In some ways, I admire devout Muslims for praying five times a day.
I mean… Five times a day. That’s commitment! As a Christian, I sometimes have to force myself to pray just once a day, especially when that day is a weekend.
Admirable or not, however, the rigidity of when those Middle Eastern prayers have to be made isn’t necessarily compatible with American business. That’s what Ariens, a Wisconsin lawn mower and snow blower maker (that’s rather unfortunately named, given the circumstances), found out the hard way.
With some 53 staunchly Muslim Somalian refugees working at its plant, it initially allowed two additional five-minute breaks per shift for those employees. As of January 25, however, it’s changing its policy since the “manufacturing environment does not allow for unscheduled breaks in production.”
That was Ariens’ official statement on the subject, with CEO Dan Ariens adding, “If I’m on a team of assemblers of ten and two out, all ten of them have to stop, not just the two.” Moreover, “When the team sees that some are getting unscheduled breaks, paid or unpaid, it just doesn’t seem fair to the rest.”
Many of the Muslim workers, naturally, aren’t thrilled with that decision. Which I get. Really. The new policy makes it easier for Ariens at their expense.
However, Ariens is the one in charge. It’s the one with a bottom line to worry about, customers to satisfy and a larger workforce to take into account. So it’s well within its rights here, both from a legal and ethical standpoint.

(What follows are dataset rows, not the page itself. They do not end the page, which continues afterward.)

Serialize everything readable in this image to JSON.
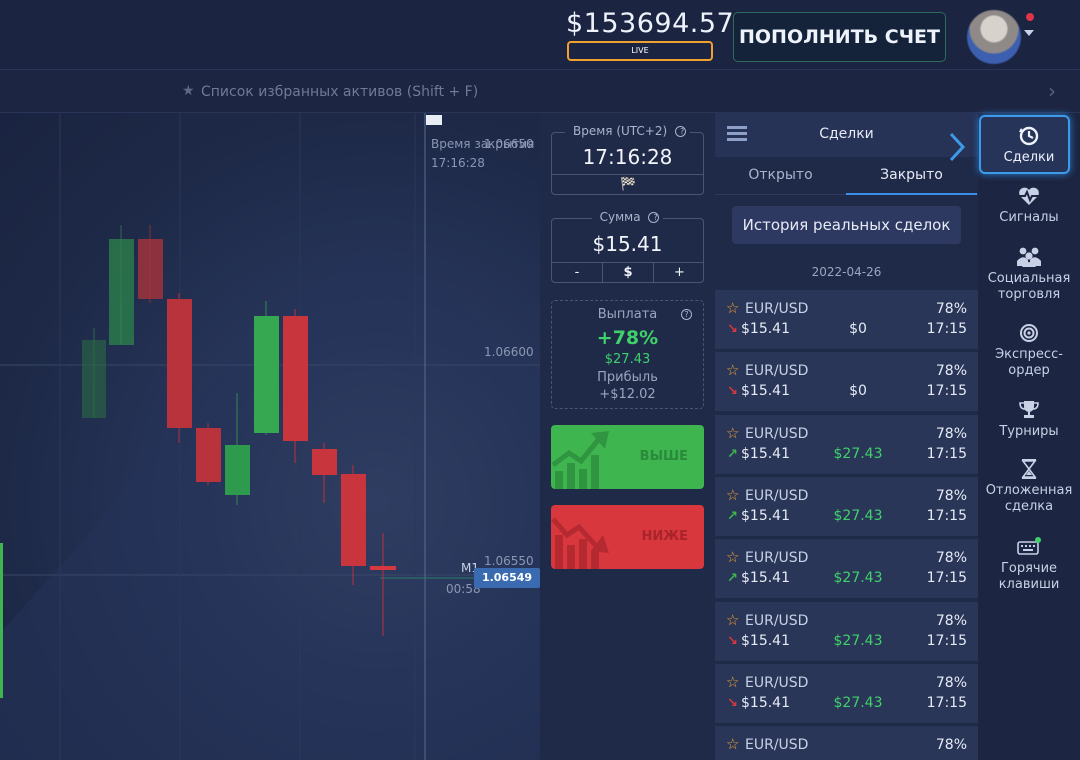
{
  "header": {
    "balance": "$153694.57",
    "account_badge": "LIVE",
    "deposit_button": "ПОПОЛНИТЬ СЧЕТ"
  },
  "favorites_bar": {
    "text": "Список избранных активов (Shift + F)"
  },
  "chart": {
    "expiry_label": "Время закрытия",
    "expiry_time": "17:16:28",
    "price_top": "1.06650",
    "price_mid": "1.06600",
    "price_low": "1.06550",
    "current_price": "1.06549",
    "timeframe": "M1",
    "countdown": "00:58"
  },
  "trade_panel": {
    "time_label": "Время (UTC+2)",
    "time_value": "17:16:28",
    "amount_label": "Сумма",
    "amount_value": "$15.41",
    "minus": "-",
    "currency": "$",
    "plus": "+",
    "payout_label": "Выплата",
    "payout_pct": "+78%",
    "payout_amount": "$27.43",
    "profit_label": "Прибыль",
    "profit_value": "+$12.02",
    "higher_label": "ВЫШЕ",
    "lower_label": "НИЖЕ"
  },
  "deals": {
    "title": "Сделки",
    "tabs": [
      "Открыто",
      "Закрыто"
    ],
    "history_button": "История реальных сделок",
    "date": "2022-04-26",
    "rows": [
      {
        "asset": "EUR/USD",
        "pct": "78%",
        "direction": "down",
        "amount": "$15.41",
        "profit": "$0",
        "time": "17:15"
      },
      {
        "asset": "EUR/USD",
        "pct": "78%",
        "direction": "down",
        "amount": "$15.41",
        "profit": "$0",
        "time": "17:15"
      },
      {
        "asset": "EUR/USD",
        "pct": "78%",
        "direction": "up",
        "amount": "$15.41",
        "profit": "$27.43",
        "time": "17:15"
      },
      {
        "asset": "EUR/USD",
        "pct": "78%",
        "direction": "up",
        "amount": "$15.41",
        "profit": "$27.43",
        "time": "17:15"
      },
      {
        "asset": "EUR/USD",
        "pct": "78%",
        "direction": "up",
        "amount": "$15.41",
        "profit": "$27.43",
        "time": "17:15"
      },
      {
        "asset": "EUR/USD",
        "pct": "78%",
        "direction": "down",
        "amount": "$15.41",
        "profit": "$27.43",
        "time": "17:15"
      },
      {
        "asset": "EUR/USD",
        "pct": "78%",
        "direction": "down",
        "amount": "$15.41",
        "profit": "$27.43",
        "time": "17:15"
      },
      {
        "asset": "EUR/USD",
        "pct": "78%",
        "direction": "",
        "amount": "",
        "profit": "",
        "time": ""
      }
    ]
  },
  "sidebar": {
    "items": [
      {
        "label": "Сделки",
        "icon": "history-icon"
      },
      {
        "label": "Сигналы",
        "icon": "heart-pulse-icon"
      },
      {
        "label": "Социальная торговля",
        "icon": "people-icon"
      },
      {
        "label": "Экспресс-ордер",
        "icon": "target-icon"
      },
      {
        "label": "Турниры",
        "icon": "trophy-icon"
      },
      {
        "label": "Отложенная сделка",
        "icon": "hourglass-icon"
      },
      {
        "label": "Горячие клавиши",
        "icon": "keyboard-icon"
      }
    ]
  },
  "colors": {
    "up": "#3fb54f",
    "down": "#d8373d",
    "profit": "#3fd16a",
    "accent": "#3d9ae8"
  }
}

Likewise, I’m not trying to be a jerk when I say these Muslim workers are now in the Christian-based America, not their native Somalia. If they want to stay here, they need to figure out how to do things the American way.